We finally tried that Oriya restaurant near our place, yesterday. Wandering in the hot sun fruitlessly looking to purchase a particular brand of frying pan, we decided to console ourselves with a big lunch.
So Dalma on 100 Ft. Road, Koramangala, it was. It's very much a no-frills restaurant to be sure, the decor being mostly 'college canteen' in tone. But since this is precisely the kind of place that often turns out the most authentic food, we were hopeful. So J grandly ordered a prawn thali and I went for the rice with crab curry.
Verdict? Definitely interesting. Although the crab as usual left me a tad ill-tempered because of the amount of work you have to do to get just a little meat, it tasted fine. The prawn and the crab were in suspiciously similar-tasting curries, but we did determine that the prawn had more cumin. Still, the best tasting was in fact that bowl of dal on J's plate. It had pumpkin and potato, and was spiced with a familiar, homey blend of Bengali touches.

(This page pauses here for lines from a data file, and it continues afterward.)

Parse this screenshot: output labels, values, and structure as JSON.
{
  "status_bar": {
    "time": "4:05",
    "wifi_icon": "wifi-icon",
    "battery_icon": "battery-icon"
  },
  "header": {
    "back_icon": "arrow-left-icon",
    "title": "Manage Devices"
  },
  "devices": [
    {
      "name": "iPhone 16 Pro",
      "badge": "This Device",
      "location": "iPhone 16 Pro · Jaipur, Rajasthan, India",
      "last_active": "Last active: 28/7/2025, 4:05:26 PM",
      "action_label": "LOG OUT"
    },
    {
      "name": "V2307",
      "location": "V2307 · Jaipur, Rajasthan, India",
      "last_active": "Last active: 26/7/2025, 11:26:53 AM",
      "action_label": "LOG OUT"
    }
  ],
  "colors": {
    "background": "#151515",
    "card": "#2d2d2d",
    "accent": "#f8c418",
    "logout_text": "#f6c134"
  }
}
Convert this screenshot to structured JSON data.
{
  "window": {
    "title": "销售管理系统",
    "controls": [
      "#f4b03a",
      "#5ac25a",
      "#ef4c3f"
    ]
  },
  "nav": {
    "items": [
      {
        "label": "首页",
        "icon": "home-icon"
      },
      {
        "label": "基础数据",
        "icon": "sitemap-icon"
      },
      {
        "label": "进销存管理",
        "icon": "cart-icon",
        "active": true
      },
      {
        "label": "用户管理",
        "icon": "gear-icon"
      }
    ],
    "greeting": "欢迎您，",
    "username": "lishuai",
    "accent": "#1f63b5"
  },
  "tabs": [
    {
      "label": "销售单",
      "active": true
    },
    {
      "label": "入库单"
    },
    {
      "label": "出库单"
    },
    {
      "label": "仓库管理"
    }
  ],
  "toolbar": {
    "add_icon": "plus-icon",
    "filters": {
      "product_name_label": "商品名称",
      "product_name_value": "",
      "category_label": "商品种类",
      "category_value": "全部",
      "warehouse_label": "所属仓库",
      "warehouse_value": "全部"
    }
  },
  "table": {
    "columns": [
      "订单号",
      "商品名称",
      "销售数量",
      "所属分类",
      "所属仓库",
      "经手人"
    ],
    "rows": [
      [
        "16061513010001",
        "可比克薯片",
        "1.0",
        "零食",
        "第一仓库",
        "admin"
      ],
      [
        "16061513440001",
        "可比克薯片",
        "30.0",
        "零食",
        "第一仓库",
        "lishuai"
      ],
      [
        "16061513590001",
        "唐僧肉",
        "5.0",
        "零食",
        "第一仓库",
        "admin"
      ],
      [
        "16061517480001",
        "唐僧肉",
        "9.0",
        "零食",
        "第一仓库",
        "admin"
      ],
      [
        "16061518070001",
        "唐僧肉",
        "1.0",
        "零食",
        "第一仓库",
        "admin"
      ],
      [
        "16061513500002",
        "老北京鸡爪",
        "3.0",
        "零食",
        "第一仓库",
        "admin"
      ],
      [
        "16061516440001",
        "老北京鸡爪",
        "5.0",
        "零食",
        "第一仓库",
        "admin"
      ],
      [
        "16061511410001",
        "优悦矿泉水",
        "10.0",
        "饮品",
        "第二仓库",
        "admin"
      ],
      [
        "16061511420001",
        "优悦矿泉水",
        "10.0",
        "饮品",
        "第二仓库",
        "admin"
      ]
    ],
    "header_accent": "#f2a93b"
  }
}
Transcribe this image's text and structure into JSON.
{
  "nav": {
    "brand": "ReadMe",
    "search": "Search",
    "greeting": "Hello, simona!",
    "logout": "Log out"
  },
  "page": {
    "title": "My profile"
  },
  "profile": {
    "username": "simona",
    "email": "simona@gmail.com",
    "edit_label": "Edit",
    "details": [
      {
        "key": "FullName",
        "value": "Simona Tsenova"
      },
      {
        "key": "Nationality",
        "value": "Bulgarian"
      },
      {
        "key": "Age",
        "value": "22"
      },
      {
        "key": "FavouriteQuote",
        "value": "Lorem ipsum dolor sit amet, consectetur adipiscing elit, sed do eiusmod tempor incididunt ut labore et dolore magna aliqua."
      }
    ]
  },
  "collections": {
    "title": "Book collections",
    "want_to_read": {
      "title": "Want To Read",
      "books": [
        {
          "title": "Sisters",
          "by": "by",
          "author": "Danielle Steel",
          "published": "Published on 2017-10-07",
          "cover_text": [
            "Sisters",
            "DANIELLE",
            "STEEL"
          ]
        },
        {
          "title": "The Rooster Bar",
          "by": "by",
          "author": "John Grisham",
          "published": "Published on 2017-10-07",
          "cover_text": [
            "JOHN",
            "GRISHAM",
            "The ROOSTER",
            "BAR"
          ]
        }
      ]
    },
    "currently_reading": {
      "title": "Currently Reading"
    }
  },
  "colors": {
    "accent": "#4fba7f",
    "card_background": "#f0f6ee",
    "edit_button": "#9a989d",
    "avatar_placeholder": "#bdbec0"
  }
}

Finally, J surprised me by ordering for dessert malpua and gulab-jamun. The malpua he endearingly described as 'those little fried syrupy pizza-looking things I saw in the display case', and proceeded to polish off not one but two of them. It was rather good: it had a delicate hint of fennel and bits of coconut and was most delightfully syrup-drenched. It succeeded in becoming J's new favorite Indian dessert, and that is quite a feat in itself.
In the end, we decided that we would go back to this restaurant. We will be trying the fried fish and definitely the interesting eggplant and potato dishes on offer. One must have a strong stomach in terms of hygiene; not that it is filthy, but it has a certain unapologetic basic approach that might be too harsh for some. The service is prompt and the wait-staff is the usual sweet youths who appear to have recently migrated to Bangalore from the place of origin of the cuisine they serve- in this case, Orissa. (Or Odisha, pardon me, I don't know when that change happened.)